The GIFT (Generalized Interoperable Fault Tolerant CAN Transceiver) / ICT (International Transceiver Conformance Test) working group was formed in 1999 and managed by C&S Group in order to establish vendor-independent specifications for the properties of CAN transceivers and specifications for their conformance tests. Its first aim was the draft and creation of a specification of a CAN transceiver module in such a way, that the devices are more flexible for different manufacturers.
The test systems
The test systems consist of a well-defined standardized network (Standard Net), where the ECUs communicate under various system conditions. A supervisor software controls the system and test sequences. CAN communication is supervised and controlled by calibrated measurement equipment.
The Standard Net consists of a fixed number of identical node, equipped with devices under ‘test only’, or in a given combination with other devices. The devices under ‘test’ have to operate in both “Homogeneous” and “Heterogeneous” networks.
The behavior of a transceiver can be represented by an asynchronous state machine. The transitions, from one state to another, represent reactions to certain events. The dynamic test plan is defined supporting three different data bit rates (500 kbit/s, 2 Mbit/s and 5 Mbit/s) while the arbitration phase is always running with 500 kbit/s. Single test cases are gathered within seven main test cases with different test flows between all possible combinations of normal mode and low power mode. These tests verify the proper behavior under different conditions like:
Within each test flow, eight different failures will be applied:

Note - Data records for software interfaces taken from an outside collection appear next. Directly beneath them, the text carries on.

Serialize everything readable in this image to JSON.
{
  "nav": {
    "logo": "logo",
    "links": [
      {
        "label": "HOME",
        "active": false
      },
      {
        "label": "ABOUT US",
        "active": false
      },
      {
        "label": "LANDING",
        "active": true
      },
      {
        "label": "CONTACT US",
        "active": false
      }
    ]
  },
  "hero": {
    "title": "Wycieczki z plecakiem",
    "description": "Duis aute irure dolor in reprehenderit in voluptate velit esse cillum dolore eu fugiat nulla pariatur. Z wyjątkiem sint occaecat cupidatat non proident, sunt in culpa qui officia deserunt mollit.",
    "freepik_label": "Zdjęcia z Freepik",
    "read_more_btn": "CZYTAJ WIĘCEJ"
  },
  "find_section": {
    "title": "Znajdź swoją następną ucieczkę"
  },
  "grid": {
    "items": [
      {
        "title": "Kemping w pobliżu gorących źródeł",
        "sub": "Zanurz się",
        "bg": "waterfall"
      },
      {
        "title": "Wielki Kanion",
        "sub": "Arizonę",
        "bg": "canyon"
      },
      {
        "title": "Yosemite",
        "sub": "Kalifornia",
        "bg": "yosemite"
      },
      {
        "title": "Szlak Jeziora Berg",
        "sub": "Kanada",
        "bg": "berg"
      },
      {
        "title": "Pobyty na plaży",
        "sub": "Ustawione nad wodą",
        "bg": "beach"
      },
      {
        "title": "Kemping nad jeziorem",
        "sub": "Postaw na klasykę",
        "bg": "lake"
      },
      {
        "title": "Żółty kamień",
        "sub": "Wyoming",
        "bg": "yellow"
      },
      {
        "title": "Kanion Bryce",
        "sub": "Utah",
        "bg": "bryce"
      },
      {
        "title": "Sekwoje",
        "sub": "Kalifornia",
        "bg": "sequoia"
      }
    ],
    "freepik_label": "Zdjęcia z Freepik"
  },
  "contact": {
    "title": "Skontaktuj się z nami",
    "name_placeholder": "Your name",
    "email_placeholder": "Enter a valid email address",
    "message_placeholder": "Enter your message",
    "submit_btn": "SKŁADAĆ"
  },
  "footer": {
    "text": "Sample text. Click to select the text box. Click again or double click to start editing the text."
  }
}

The interoperability test specification defines nearly 60 thousand single test cases. The correct behavior of the implementation under test will be verified between two and four times per test flow. This results in more than 190 thousand checks per test where the high speed CAN transceiver has to behave correctly.
During the tests the behavior of your CAN transceiver as well as the entire network is compared with the expected behaviors.
The test data – including raw data – are stored for later analysis and to make the test reproducible. The processed data are given to you with your test report.